### Assignment
Only the lines with the string "BLIP" are needed; return each of them from the entries below.

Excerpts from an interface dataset
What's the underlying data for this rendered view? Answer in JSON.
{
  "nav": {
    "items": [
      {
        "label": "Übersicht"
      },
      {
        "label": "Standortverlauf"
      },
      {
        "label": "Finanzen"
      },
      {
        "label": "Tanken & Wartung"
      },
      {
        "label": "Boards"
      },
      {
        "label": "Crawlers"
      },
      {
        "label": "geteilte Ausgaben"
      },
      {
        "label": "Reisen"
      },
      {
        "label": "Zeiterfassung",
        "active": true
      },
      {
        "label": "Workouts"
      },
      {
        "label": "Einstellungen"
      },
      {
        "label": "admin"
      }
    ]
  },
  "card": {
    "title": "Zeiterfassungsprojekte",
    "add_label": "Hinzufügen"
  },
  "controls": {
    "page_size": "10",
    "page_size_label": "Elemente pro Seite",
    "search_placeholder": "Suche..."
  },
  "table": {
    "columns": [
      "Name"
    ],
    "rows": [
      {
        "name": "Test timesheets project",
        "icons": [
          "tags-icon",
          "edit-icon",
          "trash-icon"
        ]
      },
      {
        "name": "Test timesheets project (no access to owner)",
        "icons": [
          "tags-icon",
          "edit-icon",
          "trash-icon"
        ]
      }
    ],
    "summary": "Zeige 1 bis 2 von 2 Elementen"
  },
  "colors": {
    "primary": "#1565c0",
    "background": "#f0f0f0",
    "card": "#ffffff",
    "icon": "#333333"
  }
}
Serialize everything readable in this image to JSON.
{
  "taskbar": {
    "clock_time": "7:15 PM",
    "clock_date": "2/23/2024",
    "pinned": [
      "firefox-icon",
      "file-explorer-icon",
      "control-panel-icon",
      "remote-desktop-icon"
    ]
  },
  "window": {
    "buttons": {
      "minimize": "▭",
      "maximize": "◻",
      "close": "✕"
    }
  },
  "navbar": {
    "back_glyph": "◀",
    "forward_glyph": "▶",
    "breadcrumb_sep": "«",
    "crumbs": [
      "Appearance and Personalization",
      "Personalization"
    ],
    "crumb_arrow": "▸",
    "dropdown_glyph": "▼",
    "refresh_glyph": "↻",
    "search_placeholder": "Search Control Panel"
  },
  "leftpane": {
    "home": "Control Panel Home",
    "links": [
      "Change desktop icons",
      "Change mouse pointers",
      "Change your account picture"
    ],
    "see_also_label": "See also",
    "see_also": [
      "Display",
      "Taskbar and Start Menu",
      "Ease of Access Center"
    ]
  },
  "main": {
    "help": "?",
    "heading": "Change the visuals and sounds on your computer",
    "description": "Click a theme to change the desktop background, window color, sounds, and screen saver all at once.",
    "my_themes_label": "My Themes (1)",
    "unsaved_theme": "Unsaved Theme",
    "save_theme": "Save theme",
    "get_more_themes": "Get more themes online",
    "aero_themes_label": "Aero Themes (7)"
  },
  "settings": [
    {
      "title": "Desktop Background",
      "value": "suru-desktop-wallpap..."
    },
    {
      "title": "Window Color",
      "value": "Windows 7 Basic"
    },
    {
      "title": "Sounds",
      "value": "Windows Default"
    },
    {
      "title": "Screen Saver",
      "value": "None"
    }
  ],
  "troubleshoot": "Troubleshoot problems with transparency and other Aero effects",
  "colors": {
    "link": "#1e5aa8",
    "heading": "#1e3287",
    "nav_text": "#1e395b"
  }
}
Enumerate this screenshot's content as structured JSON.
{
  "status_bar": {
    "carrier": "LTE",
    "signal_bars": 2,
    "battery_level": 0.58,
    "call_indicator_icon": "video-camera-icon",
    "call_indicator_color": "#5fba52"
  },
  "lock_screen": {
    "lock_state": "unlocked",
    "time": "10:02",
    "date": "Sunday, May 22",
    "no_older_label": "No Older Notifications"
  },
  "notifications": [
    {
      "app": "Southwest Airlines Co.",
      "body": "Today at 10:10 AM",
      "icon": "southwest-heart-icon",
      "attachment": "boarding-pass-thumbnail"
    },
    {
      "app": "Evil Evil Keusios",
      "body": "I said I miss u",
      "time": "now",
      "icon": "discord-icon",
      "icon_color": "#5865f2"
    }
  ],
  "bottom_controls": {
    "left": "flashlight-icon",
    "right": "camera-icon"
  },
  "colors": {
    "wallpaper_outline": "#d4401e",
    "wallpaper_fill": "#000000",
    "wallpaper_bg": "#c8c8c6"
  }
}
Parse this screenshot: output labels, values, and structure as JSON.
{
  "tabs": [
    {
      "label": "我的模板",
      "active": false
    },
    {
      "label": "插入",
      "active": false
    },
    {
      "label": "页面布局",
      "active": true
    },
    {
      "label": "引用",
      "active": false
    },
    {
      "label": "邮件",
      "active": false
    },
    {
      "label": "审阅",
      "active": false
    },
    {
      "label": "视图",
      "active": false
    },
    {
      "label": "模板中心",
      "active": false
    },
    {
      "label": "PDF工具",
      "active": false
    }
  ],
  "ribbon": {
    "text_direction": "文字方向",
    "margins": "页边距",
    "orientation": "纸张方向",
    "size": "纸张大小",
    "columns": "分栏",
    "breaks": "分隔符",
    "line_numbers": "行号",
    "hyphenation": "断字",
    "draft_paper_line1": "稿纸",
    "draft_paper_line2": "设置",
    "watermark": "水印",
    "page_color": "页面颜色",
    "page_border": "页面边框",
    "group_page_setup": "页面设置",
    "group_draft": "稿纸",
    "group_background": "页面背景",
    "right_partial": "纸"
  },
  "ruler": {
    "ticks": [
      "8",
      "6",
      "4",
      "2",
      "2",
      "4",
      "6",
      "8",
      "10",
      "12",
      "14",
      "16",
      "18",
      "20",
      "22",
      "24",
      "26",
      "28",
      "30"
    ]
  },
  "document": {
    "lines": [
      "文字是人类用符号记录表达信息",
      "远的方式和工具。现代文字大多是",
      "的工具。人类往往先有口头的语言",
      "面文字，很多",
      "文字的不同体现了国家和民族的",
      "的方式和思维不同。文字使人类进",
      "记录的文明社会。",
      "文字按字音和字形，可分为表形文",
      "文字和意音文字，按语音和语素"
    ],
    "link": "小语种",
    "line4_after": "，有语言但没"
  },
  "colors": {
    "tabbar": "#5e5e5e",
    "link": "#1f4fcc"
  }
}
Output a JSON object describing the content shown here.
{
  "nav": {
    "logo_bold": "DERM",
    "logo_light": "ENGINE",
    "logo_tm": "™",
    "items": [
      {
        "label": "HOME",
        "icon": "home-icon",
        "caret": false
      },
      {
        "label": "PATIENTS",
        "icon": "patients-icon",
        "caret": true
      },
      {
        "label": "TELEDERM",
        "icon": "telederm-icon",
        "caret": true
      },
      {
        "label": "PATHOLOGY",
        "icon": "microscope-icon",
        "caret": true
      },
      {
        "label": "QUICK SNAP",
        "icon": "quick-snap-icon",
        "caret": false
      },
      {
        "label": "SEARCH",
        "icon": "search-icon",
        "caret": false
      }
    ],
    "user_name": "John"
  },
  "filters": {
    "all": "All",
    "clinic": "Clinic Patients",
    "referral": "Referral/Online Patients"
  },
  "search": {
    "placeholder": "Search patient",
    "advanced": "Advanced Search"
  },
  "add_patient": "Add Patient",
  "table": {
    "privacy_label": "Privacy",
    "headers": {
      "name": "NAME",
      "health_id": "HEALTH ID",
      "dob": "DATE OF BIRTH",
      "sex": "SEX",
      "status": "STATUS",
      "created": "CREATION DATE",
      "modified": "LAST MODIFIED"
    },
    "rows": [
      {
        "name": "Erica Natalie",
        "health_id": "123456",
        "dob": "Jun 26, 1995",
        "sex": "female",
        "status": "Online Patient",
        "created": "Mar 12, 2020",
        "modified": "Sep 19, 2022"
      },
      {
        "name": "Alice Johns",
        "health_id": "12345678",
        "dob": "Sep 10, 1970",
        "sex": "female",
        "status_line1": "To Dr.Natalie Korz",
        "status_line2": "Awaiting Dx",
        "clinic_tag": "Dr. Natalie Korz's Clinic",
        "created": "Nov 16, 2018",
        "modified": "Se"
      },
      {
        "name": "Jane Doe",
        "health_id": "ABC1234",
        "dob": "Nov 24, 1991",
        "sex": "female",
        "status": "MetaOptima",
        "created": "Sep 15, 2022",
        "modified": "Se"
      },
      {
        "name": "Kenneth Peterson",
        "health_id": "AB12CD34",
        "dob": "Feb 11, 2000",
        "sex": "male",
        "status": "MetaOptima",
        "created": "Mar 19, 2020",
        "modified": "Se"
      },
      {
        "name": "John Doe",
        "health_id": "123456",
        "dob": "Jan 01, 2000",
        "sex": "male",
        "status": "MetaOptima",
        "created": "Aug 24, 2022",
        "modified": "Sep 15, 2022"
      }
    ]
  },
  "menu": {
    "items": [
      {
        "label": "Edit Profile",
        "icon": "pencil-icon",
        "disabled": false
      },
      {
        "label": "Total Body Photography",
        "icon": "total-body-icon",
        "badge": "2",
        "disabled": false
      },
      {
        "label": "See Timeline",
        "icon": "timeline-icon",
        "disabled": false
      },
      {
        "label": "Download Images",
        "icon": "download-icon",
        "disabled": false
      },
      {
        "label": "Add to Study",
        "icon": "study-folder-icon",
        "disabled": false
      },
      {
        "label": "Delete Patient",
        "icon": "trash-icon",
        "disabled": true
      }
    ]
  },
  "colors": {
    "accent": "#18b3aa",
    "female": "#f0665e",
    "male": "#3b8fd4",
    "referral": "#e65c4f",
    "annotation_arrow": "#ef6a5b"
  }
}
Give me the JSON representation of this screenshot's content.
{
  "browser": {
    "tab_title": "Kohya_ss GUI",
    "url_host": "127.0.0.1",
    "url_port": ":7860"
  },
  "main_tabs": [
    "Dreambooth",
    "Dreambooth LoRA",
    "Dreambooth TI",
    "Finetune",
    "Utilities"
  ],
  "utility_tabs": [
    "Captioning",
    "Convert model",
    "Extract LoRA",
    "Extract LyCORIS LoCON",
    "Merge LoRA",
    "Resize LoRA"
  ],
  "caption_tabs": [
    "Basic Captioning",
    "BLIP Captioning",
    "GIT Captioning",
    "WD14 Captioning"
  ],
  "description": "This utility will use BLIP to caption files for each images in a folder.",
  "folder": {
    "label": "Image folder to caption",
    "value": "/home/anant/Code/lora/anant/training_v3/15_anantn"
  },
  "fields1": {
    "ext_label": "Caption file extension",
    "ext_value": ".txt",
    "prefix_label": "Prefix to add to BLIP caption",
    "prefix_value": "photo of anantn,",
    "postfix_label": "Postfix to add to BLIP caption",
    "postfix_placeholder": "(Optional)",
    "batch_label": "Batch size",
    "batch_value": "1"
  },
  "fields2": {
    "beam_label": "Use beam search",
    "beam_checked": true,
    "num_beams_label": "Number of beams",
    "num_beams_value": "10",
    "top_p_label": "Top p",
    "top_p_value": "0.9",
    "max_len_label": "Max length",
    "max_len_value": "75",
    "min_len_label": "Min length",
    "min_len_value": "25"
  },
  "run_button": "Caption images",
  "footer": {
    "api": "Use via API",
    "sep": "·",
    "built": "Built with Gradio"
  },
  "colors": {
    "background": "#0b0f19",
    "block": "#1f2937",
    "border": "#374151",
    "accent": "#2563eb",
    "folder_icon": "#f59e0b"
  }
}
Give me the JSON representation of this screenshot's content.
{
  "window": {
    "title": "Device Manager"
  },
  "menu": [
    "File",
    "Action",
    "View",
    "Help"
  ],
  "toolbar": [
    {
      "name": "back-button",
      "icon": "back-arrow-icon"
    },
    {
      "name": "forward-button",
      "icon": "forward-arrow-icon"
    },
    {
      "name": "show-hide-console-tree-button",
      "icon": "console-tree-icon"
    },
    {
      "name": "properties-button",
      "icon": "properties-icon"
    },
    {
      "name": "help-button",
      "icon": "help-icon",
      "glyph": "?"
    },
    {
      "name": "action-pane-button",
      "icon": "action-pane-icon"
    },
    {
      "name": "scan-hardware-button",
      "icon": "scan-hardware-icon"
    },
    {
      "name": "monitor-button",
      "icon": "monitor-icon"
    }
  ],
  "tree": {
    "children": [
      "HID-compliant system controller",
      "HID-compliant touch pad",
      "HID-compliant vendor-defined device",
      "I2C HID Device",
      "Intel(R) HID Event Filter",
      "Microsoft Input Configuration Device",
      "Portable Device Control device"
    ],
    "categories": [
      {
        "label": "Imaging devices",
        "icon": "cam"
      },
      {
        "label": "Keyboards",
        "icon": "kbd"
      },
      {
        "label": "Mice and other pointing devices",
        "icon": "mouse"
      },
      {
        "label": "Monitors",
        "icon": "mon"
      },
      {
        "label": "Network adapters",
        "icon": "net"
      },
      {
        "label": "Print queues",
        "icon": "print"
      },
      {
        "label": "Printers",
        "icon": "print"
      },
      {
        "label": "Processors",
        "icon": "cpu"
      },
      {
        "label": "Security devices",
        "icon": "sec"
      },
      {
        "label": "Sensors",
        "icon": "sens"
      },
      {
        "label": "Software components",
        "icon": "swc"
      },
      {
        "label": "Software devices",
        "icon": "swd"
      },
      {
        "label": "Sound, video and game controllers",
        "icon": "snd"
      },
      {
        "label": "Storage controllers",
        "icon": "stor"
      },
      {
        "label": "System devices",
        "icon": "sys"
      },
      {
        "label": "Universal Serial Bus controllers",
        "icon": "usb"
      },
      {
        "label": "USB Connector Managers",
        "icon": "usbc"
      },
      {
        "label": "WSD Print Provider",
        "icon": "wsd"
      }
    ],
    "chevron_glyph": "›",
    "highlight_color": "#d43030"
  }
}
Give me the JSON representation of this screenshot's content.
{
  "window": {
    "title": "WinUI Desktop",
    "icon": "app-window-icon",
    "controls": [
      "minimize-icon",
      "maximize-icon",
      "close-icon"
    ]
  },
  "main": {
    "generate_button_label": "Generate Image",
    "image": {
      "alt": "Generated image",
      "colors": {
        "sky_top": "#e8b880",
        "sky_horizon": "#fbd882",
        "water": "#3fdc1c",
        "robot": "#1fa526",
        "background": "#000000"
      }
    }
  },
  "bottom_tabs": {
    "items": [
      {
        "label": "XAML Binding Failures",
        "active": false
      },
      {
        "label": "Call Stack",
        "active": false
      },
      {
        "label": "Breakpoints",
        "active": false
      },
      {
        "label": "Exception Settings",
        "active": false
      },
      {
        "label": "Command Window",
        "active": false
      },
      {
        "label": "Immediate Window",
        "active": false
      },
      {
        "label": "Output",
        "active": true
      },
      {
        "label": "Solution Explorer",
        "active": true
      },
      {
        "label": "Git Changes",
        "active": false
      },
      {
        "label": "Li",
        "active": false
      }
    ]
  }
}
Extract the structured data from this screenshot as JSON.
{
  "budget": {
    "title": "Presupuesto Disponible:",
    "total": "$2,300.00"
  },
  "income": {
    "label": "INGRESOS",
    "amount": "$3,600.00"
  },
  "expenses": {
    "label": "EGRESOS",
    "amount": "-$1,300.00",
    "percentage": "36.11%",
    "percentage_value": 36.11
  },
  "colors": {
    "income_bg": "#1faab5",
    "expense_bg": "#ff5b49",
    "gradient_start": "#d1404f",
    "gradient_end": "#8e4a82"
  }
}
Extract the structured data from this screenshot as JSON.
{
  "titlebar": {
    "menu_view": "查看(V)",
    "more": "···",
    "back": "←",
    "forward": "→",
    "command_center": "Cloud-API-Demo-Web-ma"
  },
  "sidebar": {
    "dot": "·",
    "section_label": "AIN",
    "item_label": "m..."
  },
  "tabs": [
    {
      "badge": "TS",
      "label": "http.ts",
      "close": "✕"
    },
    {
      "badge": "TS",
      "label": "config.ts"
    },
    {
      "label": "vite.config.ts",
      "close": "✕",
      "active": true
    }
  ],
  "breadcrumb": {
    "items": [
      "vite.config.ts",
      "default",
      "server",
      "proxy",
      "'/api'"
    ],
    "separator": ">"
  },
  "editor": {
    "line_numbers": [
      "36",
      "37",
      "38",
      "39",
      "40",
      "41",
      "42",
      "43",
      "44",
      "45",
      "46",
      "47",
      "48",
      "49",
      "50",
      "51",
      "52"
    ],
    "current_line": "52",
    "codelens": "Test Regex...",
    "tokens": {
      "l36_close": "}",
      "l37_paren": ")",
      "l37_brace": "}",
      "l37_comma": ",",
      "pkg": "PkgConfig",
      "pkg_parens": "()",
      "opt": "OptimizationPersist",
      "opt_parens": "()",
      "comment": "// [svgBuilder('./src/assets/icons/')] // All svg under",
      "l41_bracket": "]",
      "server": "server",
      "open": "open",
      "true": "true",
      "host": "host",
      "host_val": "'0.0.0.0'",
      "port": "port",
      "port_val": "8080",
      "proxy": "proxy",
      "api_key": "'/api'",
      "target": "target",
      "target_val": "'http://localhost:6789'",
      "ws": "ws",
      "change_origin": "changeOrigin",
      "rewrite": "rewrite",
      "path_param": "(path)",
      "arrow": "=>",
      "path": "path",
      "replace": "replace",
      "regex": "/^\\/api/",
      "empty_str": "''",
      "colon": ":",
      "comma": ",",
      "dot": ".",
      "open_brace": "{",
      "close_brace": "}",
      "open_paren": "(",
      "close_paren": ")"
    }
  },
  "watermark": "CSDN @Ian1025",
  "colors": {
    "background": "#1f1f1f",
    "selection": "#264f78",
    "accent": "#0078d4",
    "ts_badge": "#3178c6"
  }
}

### Exercise result
    "BLIP Captioning",
  "description": "This utility will use BLIP to caption files for each images in a folder.",
    "prefix_label": "Prefix to add to BLIP caption",
    "postfix_label": "Postfix to add to BLIP caption",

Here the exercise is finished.